Required work:
Leaving all pictures aside, write out the records below precisely as given.

Given information: Begin

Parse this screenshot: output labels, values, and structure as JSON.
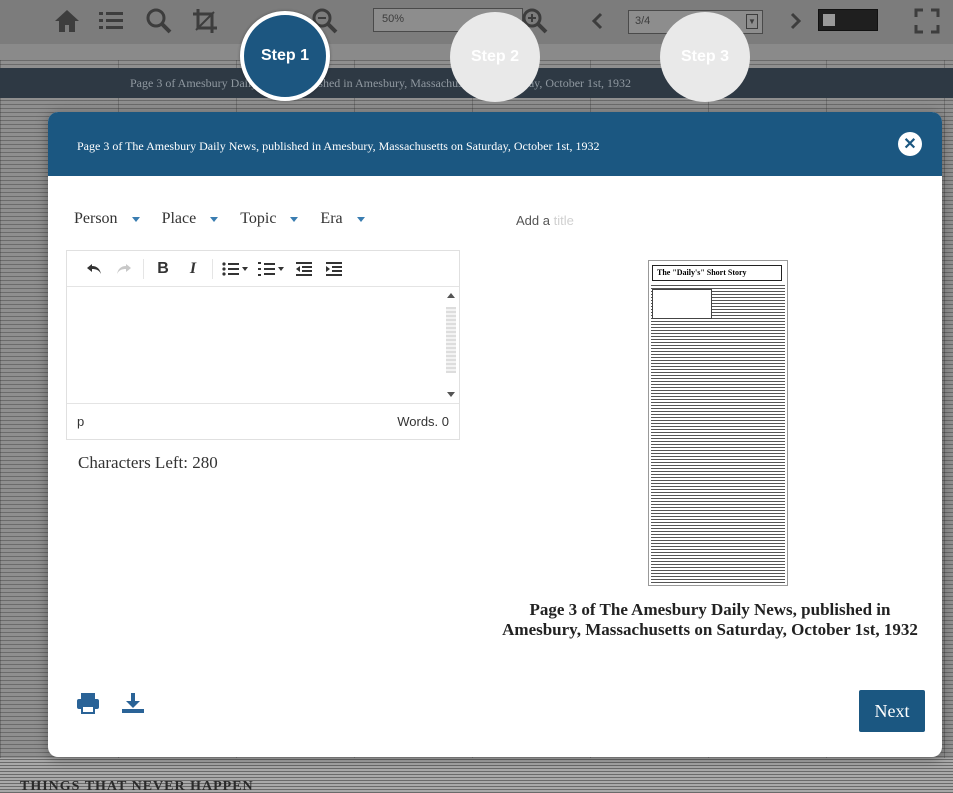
{
  "viewer": {
    "zoom_value": "50%",
    "page_value": "3/4",
    "page_banner": "Page 3 of Amesbury Daily News, published in Amesbury, Massachusetts on Saturday, October 1st, 1932",
    "bottom_headline": "THINGS THAT NEVER HAPPEN",
    "toolbar_icons": [
      "home-icon",
      "list-icon",
      "search-icon",
      "crop-icon",
      "zoom-out-icon",
      "zoom-in-icon",
      "chevron-left-icon",
      "chevron-right-icon",
      "fullscreen-icon"
    ]
  },
  "steps": [
    {
      "label": "Step 1",
      "active": true
    },
    {
      "label": "Step 2",
      "active": false
    },
    {
      "label": "Step 3",
      "active": false
    }
  ],
  "modal": {
    "title": "Page 3 of The Amesbury Daily News, published in Amesbury, Massachusetts on Saturday, October 1st, 1932",
    "close_icon": "close-icon",
    "tags": [
      {
        "label": "Person"
      },
      {
        "label": "Place"
      },
      {
        "label": "Topic"
      },
      {
        "label": "Era"
      }
    ],
    "title_input": {
      "prefix": "Add a",
      "placeholder": "title"
    },
    "editor": {
      "path": "p",
      "word_count": "Words. 0",
      "tools": [
        "undo-icon",
        "redo-icon",
        "bold-icon",
        "italic-icon",
        "bullet-list-icon",
        "numbered-list-icon",
        "outdent-icon",
        "indent-icon"
      ]
    },
    "characters_left": "Characters Left: 280",
    "preview": {
      "headline": "The \"Daily's\" Short Story",
      "caption": "Page 3 of The Amesbury Daily News, published in Amesbury, Massachusetts on Saturday, October 1st, 1932"
    },
    "next_label": "Next",
    "colors": {
      "accent": "#1b5781",
      "dropdown_caret": "#3a7db1"
    }
  }
}
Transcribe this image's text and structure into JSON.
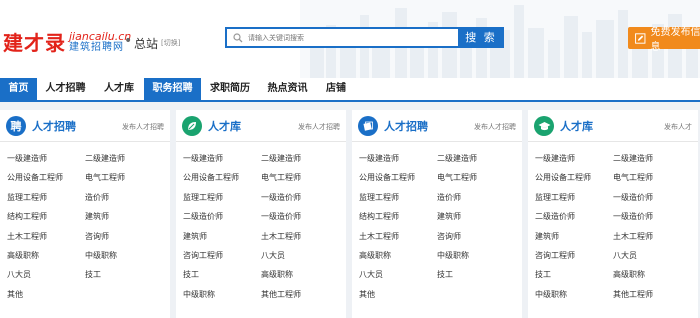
{
  "logo": {
    "main": "建才录",
    "domain": "jiancailu.cn",
    "name": "建筑招聘网"
  },
  "site": {
    "separator": "•",
    "name": "总站",
    "switch_label": "[切换]"
  },
  "search": {
    "placeholder": "请输入关键词搜索",
    "button_label": "搜 索"
  },
  "publish_button": {
    "label": "免费发布信息"
  },
  "nav": [
    {
      "label": "首页",
      "active": true
    },
    {
      "label": "人才招聘",
      "active": false
    },
    {
      "label": "人才库",
      "active": false
    },
    {
      "label": "职务招聘",
      "active": true
    },
    {
      "label": "求职简历",
      "active": false
    },
    {
      "label": "热点资讯",
      "active": false
    },
    {
      "label": "店铺",
      "active": false
    }
  ],
  "columns": [
    {
      "icon_char": "聘",
      "icon_name": "recruit-icon",
      "icon_color": "#1a6fc7",
      "title": "人才招聘",
      "link": "发布人才招聘",
      "items": [
        "一级建造师",
        "二级建造师",
        "公用设备工程师",
        "电气工程师",
        "监理工程师",
        "造价师",
        "结构工程师",
        "建筑师",
        "土木工程师",
        "咨询师",
        "高级职称",
        "中级职称",
        "八大员",
        "技工",
        "其他"
      ]
    },
    {
      "icon_char": "",
      "icon_name": "leaf-icon",
      "icon_color": "#1aa36f",
      "title": "人才库",
      "link": "发布人才招聘",
      "items": [
        "一级建造师",
        "二级建造师",
        "公用设备工程师",
        "电气工程师",
        "监理工程师",
        "一级造价师",
        "二级造价师",
        "一级造价师",
        "建筑师",
        "土木工程师",
        "咨询工程师",
        "八大员",
        "技工",
        "高级职称",
        "中级职称",
        "其他工程师"
      ]
    },
    {
      "icon_char": "",
      "icon_name": "cards-icon",
      "icon_color": "#1a6fc7",
      "title": "人才招聘",
      "link": "发布人才招聘",
      "items": [
        "一级建造师",
        "二级建造师",
        "公用设备工程师",
        "电气工程师",
        "监理工程师",
        "造价师",
        "结构工程师",
        "建筑师",
        "土木工程师",
        "咨询师",
        "高级职称",
        "中级职称",
        "八大员",
        "技工",
        "其他"
      ]
    },
    {
      "icon_char": "",
      "icon_name": "grad-cap-icon",
      "icon_color": "#1aa36f",
      "title": "人才库",
      "link": "发布人才",
      "items": [
        "一级建造师",
        "二级建造师",
        "公用设备工程师",
        "电气工程师",
        "监理工程师",
        "一级造价师",
        "二级造价师",
        "一级造价师",
        "建筑师",
        "土木工程师",
        "咨询工程师",
        "八大员",
        "技工",
        "高级职称",
        "中级职称",
        "其他工程师"
      ]
    }
  ]
}
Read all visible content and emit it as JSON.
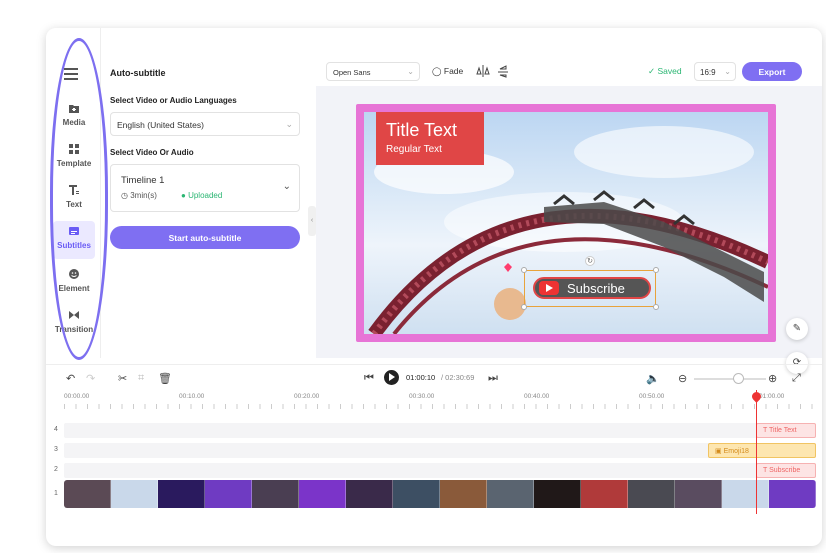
{
  "sidebar": {
    "items": [
      {
        "label": "Media",
        "icon": "media-icon"
      },
      {
        "label": "Template",
        "icon": "template-icon"
      },
      {
        "label": "Text",
        "icon": "text-icon"
      },
      {
        "label": "Subtitles",
        "icon": "subtitles-icon",
        "active": true
      },
      {
        "label": "Element",
        "icon": "element-icon"
      },
      {
        "label": "Transition",
        "icon": "transition-icon"
      }
    ]
  },
  "panel": {
    "title": "Auto-subtitle",
    "language_label": "Select Video or Audio Languages",
    "language_value": "English (United States)",
    "source_label": "Select Video Or Audio",
    "timeline_name": "Timeline 1",
    "timeline_duration": "3min(s)",
    "timeline_status": "Uploaded",
    "start_button": "Start auto-subtitle"
  },
  "toolbar": {
    "font": "Open Sans",
    "fade": "Fade",
    "saved": "Saved",
    "ratio": "16:9",
    "export": "Export"
  },
  "canvas": {
    "title_text": "Title Text",
    "regular_text": "Regular Text",
    "subscribe_text": "Subscribe"
  },
  "playback": {
    "current_time": "01:00:10",
    "total_time": "/ 02:30:69"
  },
  "ruler": {
    "labels": [
      "00:00.00",
      "00:10.00",
      "00:20.00",
      "00:30.00",
      "00:40.00",
      "00:50.00",
      "01:00.00"
    ]
  },
  "tracks": {
    "numbers": [
      "4",
      "3",
      "2",
      "1"
    ],
    "title_clip": "Title Text",
    "emoji_clip": "Emoji18",
    "subtitle_clip": "Subscribe"
  },
  "colors": {
    "accent": "#7f6ff2",
    "saved_green": "#2bb673",
    "playhead_red": "#e33333",
    "canvas_border": "#e774d6"
  }
}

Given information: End

Answer section:
Parse this screenshot: output labels, values, and structure as JSON.
{
  "viewer": {
    "zoom_value": "50%",
    "page_value": "3/4",
    "page_banner": "Page 3 of Amesbury Daily News, published in Amesbury, Massachusetts on Saturday, October 1st, 1932",
    "bottom_headline": "THINGS THAT NEVER HAPPEN",
    "toolbar_icons": [
      "home-icon",
      "list-icon",
      "search-icon",
      "crop-icon",
      "zoom-out-icon",
      "zoom-in-icon",
      "chevron-left-icon",
      "chevron-right-icon",
      "fullscreen-icon"
    ]
  },
  "steps": [
    {
      "label": "Step 1",
      "active": true
    },
    {
      "label": "Step 2",
      "active": false
    },
    {
      "label": "Step 3",
      "active": false
    }
  ],
  "modal": {
    "title": "Page 3 of The Amesbury Daily News, published in Amesbury, Massachusetts on Saturday, October 1st, 1932",
    "close_icon": "close-icon",
    "tags": [
      {
        "label": "Person"
      },
      {
        "label": "Place"
      },
      {
        "label": "Topic"
      },
      {
        "label": "Era"
      }
    ],
    "title_input": {
      "prefix": "Add a",
      "placeholder": "title"
    },
    "editor": {
      "path": "p",
      "word_count": "Words. 0",
      "tools": [
        "undo-icon",
        "redo-icon",
        "bold-icon",
        "italic-icon",
        "bullet-list-icon",
        "numbered-list-icon",
        "outdent-icon",
        "indent-icon"
      ]
    },
    "characters_left": "Characters Left: 280",
    "preview": {
      "headline": "The \"Daily's\" Short Story",
      "caption": "Page 3 of The Amesbury Daily News, published in Amesbury, Massachusetts on Saturday, October 1st, 1932"
    },
    "next_label": "Next",
    "colors": {
      "accent": "#1b5781",
      "dropdown_caret": "#3a7db1"
    }
  }
}
Transcribe this image's text and structure into JSON.
{
  "logo": {
    "main": "建才录",
    "domain": "jiancailu.cn",
    "name": "建筑招聘网"
  },
  "site": {
    "separator": "•",
    "name": "总站",
    "switch_label": "[切换]"
  },
  "search": {
    "placeholder": "请输入关键词搜索",
    "button_label": "搜 索"
  },
  "publish_button": {
    "label": "免费发布信息"
  },
  "nav": [
    {
      "label": "首页",
      "active": true
    },
    {
      "label": "人才招聘",
      "active": false
    },
    {
      "label": "人才库",
      "active": false
    },
    {
      "label": "职务招聘",
      "active": true
    },
    {
      "label": "求职简历",
      "active": false
    },
    {
      "label": "热点资讯",
      "active": false
    },
    {
      "label": "店铺",
      "active": false
    }
  ],
  "columns": [
    {
      "icon_char": "聘",
      "icon_name": "recruit-icon",
      "icon_color": "#1a6fc7",
      "title": "人才招聘",
      "link": "发布人才招聘",
      "items": [
        "一级建造师",
        "二级建造师",
        "公用设备工程师",
        "电气工程师",
        "监理工程师",
        "造价师",
        "结构工程师",
        "建筑师",
        "土木工程师",
        "咨询师",
        "高级职称",
        "中级职称",
        "八大员",
        "技工",
        "其他"
      ]
    },
    {
      "icon_char": "",
      "icon_name": "leaf-icon",
      "icon_color": "#1aa36f",
      "title": "人才库",
      "link": "发布人才招聘",
      "items": [
        "一级建造师",
        "二级建造师",
        "公用设备工程师",
        "电气工程师",
        "监理工程师",
        "一级造价师",
        "二级造价师",
        "一级造价师",
        "建筑师",
        "土木工程师",
        "咨询工程师",
        "八大员",
        "技工",
        "高级职称",
        "中级职称",
        "其他工程师"
      ]
    },
    {
      "icon_char": "",
      "icon_name": "cards-icon",
      "icon_color": "#1a6fc7",
      "title": "人才招聘",
      "link": "发布人才招聘",
      "items": [
        "一级建造师",
        "二级建造师",
        "公用设备工程师",
        "电气工程师",
        "监理工程师",
        "造价师",
        "结构工程师",
        "建筑师",
        "土木工程师",
        "咨询师",
        "高级职称",
        "中级职称",
        "八大员",
        "技工",
        "其他"
      ]
    },
    {
      "icon_char": "",
      "icon_name": "grad-cap-icon",
      "icon_color": "#1aa36f",
      "title": "人才库",
      "link": "发布人才",
      "items": [
        "一级建造师",
        "二级建造师",
        "公用设备工程师",
        "电气工程师",
        "监理工程师",
        "一级造价师",
        "二级造价师",
        "一级造价师",
        "建筑师",
        "土木工程师",
        "咨询工程师",
        "八大员",
        "技工",
        "高级职称",
        "中级职称",
        "其他工程师"
      ]
    }
  ]
}
Read all visible content and emit it as JSON.
{
  "sidebar": {
    "items": [
      {
        "label": "Media",
        "icon": "media-icon"
      },
      {
        "label": "Template",
        "icon": "template-icon"
      },
      {
        "label": "Text",
        "icon": "text-icon"
      },
      {
        "label": "Subtitles",
        "icon": "subtitles-icon",
        "active": true
      },
      {
        "label": "Element",
        "icon": "element-icon"
      },
      {
        "label": "Transition",
        "icon": "transition-icon"
      }
    ]
  },
  "panel": {
    "title": "Auto-subtitle",
    "language_label": "Select Video or Audio Languages",
    "language_value": "English (United States)",
    "source_label": "Select Video Or Audio",
    "timeline_name": "Timeline 1",
    "timeline_duration": "3min(s)",
    "timeline_status": "Uploaded",
    "start_button": "Start auto-subtitle"
  },
  "toolbar": {
    "font": "Open Sans",
    "fade": "Fade",
    "saved": "Saved",
    "ratio": "16:9",
    "export": "Export"
  },
  "canvas": {
    "title_text": "Title Text",
    "regular_text": "Regular Text",
    "subscribe_text": "Subscribe"
  },
  "playback": {
    "current_time": "01:00:10",
    "total_time": "/ 02:30:69"
  },
  "ruler": {
    "labels": [
      "00:00.00",
      "00:10.00",
      "00:20.00",
      "00:30.00",
      "00:40.00",
      "00:50.00",
      "01:00.00"
    ]
  },
  "tracks": {
    "numbers": [
      "4",
      "3",
      "2",
      "1"
    ],
    "title_clip": "Title Text",
    "emoji_clip": "Emoji18",
    "subtitle_clip": "Subscribe"
  },
  "colors": {
    "accent": "#7f6ff2",
    "saved_green": "#2bb673",
    "playhead_red": "#e33333",
    "canvas_border": "#e774d6"
  }
}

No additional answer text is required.